Embezzlement found in many Catholic dioceses
A survey by researchers at Villanova University has found that a surprising 85 percent of Roman Catholic dioceses that responded had discovered embezzlement of church funds in the last five years, with 11 percent reporting that more than $500,000...
A survey by researchers at Villanova University has found that a surprising 85 percent of Roman Catholic dioceses that responded had discovered embezzlement of church funds in the last five years, with 11 percent reporting that more than $500,000 had been stolen.
The Catholic Church has some of the most rigorous financial guidelines of any denomination, specialists in church ethics said, but the survey found that the guidelines often are ignored in parishes. And when no one is looking, the cash that goes into the collection plate does not always get deposited into the church's bank account.
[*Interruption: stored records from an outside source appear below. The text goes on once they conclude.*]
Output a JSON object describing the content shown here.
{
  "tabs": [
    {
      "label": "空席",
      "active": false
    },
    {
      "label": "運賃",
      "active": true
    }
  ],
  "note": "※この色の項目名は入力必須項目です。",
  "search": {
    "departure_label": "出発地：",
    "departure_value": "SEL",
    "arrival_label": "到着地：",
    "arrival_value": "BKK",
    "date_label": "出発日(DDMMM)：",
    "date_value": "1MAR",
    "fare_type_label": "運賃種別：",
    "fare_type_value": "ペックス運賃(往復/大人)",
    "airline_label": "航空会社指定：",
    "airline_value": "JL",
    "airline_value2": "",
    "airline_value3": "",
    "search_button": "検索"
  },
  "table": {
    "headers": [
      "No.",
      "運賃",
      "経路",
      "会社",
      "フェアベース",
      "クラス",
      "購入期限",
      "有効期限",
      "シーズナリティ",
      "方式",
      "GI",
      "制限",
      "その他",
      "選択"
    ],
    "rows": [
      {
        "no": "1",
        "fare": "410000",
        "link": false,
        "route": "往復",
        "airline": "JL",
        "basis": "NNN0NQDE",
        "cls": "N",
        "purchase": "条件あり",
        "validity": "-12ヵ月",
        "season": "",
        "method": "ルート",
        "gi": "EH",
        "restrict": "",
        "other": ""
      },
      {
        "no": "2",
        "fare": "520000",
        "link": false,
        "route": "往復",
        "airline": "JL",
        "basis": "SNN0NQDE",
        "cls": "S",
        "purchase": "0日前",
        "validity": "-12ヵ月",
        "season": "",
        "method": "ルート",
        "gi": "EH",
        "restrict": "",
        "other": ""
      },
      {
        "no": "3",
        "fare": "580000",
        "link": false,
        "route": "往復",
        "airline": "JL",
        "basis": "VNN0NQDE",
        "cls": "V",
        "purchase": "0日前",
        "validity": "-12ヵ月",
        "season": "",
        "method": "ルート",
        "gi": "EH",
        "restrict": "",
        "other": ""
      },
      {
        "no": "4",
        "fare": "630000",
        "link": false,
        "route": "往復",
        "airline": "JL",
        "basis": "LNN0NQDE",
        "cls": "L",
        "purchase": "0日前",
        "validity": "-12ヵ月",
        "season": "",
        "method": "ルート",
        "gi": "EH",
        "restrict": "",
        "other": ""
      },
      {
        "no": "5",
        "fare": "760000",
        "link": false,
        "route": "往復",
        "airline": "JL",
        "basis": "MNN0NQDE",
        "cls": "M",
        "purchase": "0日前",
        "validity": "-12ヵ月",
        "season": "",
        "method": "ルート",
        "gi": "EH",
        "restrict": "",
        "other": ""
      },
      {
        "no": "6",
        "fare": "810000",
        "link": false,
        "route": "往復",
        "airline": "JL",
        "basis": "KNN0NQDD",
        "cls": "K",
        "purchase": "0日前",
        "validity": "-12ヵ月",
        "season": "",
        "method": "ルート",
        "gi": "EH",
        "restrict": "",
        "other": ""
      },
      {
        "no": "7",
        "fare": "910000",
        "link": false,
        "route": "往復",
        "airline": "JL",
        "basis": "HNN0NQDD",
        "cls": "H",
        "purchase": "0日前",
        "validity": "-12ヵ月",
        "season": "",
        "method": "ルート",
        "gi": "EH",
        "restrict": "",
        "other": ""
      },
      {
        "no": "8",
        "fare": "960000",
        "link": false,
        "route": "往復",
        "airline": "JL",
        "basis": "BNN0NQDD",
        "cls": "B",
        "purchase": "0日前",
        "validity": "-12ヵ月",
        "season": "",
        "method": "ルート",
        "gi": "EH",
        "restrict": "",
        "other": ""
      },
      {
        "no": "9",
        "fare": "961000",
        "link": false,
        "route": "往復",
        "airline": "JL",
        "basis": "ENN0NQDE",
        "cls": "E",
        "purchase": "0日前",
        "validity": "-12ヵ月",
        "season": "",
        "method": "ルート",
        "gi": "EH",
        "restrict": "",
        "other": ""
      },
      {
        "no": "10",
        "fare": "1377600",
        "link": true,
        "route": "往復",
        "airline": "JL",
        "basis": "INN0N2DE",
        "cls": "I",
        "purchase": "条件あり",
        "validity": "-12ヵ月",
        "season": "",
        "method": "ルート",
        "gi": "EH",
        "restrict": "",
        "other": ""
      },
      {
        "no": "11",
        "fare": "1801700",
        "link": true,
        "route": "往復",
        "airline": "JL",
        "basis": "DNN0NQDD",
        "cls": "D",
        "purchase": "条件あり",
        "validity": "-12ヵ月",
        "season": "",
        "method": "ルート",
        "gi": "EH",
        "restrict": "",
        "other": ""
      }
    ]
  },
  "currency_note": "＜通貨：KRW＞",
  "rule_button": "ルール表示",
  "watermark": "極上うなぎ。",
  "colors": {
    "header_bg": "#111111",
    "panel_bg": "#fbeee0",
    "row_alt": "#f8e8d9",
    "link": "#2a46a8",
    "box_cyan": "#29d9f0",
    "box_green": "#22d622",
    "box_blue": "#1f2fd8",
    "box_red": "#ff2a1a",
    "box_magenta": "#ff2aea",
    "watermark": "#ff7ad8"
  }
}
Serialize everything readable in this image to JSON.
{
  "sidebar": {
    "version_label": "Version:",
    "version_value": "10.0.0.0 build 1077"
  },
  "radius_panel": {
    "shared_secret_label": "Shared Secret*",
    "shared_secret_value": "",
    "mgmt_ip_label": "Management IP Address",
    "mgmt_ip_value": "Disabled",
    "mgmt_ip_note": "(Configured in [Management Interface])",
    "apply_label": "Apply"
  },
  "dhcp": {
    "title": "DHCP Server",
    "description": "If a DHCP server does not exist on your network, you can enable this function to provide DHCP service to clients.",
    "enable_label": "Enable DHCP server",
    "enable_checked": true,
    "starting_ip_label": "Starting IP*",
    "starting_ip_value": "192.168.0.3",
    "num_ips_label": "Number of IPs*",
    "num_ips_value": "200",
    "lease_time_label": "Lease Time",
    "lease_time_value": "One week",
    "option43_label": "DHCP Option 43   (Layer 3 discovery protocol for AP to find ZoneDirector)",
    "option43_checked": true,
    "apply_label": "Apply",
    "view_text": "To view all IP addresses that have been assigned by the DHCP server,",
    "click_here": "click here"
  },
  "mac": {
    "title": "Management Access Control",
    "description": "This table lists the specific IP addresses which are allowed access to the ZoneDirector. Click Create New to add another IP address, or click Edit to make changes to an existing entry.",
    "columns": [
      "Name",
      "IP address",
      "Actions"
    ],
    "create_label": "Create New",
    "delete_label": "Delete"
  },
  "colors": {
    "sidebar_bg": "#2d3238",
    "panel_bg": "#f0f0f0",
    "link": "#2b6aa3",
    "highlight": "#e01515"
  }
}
"As a faith-based organization, we place a lot of trust in our folks," said Chuck Zech, a co-author of the study and director of the Center for the Study of Church Management at Villanova University in Pennsylvania.
"We think if you work for a church -- you're a volunteer or a priest -- the last thing on your mind is to do something dishonest," he said. "But people are people, and there's a lot of temptation there, and with the cash-based aspect of how churches operate, it's pretty easy."
Specialists in church ethics said they believe this is the first study to assess the extent of embezzlement in a denomination.
Officials at the U.S. Conference of Catholic Bishops said they had seen the study, which was released just before Christmas and was first reported in the National Catholic Reporter, and already were considering ways that parishes could tighten their financial controls.
"The Villanova study does not come as a surprise," said Bishop Dennis M. Schnurr, treasurer of the bishops' conference. "This is something that the bishops in this country have been looking at for some time," said Schnurr, who heads the Duluth diocese. "They are aware of a need to look for mechanisms that can assist parishes in accountability and transparency."
Zech and his co-author, Robert West, a professor of accounting at Villanova, did not set out to look for embezzlement. They were conducting a study of internal financial controls in Catholic dioceses, and sent a battery of questions to chief financial officers in the nation's 174 Catholic dioceses; of them, 78 responded. Zech said he was surprised that so many dioceses had detected embezzlement. In 93 percent of those cases, police reports were filed.
He said the survey did not ask who stole the church funds. But it did ask who detected the theft, and found that it was most often the parish priest, followed by the bookkeeper, an internal auditor or the parish finance council.
Some 11 percent of those responding to the survey said theft in their dioceses during the last five years amounted to more than $500,000.
Twenty-nine percent of the dioceses reported thefts of less than $50,000.
Most denominations have had cases of embezzlement, sometimes by top officials. In June, the Presbyterian Church U.S.A. fired itssecond-ranking financial officer, Judy Golliher, after she admitted stealing money that church officials put at more than $132,000.
Many nonprofit organizations that accept cash donations experience theft, and churches are particularly vulnerable, said John C. Knapp, director of the Southern Institute for Business and Professional Ethics at Georgia State University in Atlanta.
"Churches have a tendency to be in denial about the potential for this conduct in their midst," Knapp said. "When ethics seminars or ethics codes are proposed in churches, they are often met with resistance from people who say, 'Why in the world would we need this? After all, this is the church.' Whereas in business, people readily recognize that this sort of thing can happen."
The Salvation Army is widely considered exemplary among nonprofits in handling cash collections. The red buckets in which bell ringers collect donations are covered and locked, and all buckets must be returned to a central location, where at least two people count the number and type of bills, coins and checks, said Major George Hood, the charity's national spokesman.
The money must be deposited within 24 hours, and different people reconcile the initial tallies with bank records, he said.
In the Catholic Church, parishes and high schools handle many cash transactions, making them vulnerable to theft, the Villanova report notes.
Canon law requires each parish to have a finance council to provide oversight. But Schnurr said there are no standards for how finance council members are chosen or whether they should have any expertise in accounting or finance.
Only 3 percent of the dioceses said they annually conducted an internal audit of their parishes, and 21 percent said they seldom or never audited parishes, the survey found.
Schnurr said the study's findings on lack of parish oversight contradicted his experience. But both he and Kenneth W. Korotky, chief financial officer for the bishops' conference, said that a committee could soon consider writing guidelines for the composition of parish finance councils, and how often dioceses should audit parishes.
However, they cautioned that the bishops' conference cannot make guidelines mandatory, because each bishop is in charge of administering his own diocese.